WHAT THE TASK ASKS: Extract all lines from the data beneath that include the word "Time".

::::::::

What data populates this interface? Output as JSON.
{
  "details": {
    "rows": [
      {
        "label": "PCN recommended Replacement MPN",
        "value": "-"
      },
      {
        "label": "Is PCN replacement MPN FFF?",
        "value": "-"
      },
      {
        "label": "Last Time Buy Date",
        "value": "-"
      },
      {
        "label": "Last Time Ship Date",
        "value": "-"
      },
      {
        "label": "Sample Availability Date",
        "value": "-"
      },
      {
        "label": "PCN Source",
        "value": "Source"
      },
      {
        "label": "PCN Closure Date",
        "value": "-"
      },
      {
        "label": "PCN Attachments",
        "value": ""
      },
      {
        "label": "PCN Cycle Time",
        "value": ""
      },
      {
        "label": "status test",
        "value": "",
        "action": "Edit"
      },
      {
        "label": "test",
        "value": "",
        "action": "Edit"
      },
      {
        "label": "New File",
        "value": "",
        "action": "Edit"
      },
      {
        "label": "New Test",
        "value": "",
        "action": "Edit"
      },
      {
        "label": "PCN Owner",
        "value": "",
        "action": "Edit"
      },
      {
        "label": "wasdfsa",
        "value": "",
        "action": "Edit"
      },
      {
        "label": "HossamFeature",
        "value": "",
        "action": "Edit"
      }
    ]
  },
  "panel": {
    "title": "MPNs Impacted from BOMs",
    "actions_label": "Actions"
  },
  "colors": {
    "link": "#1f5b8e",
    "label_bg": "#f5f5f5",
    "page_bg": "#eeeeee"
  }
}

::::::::

EXPECTED OUTPUT:
        "label": "Last Time Buy Date",
        "label": "Last Time Ship Date",
        "label": "PCN Cycle Time",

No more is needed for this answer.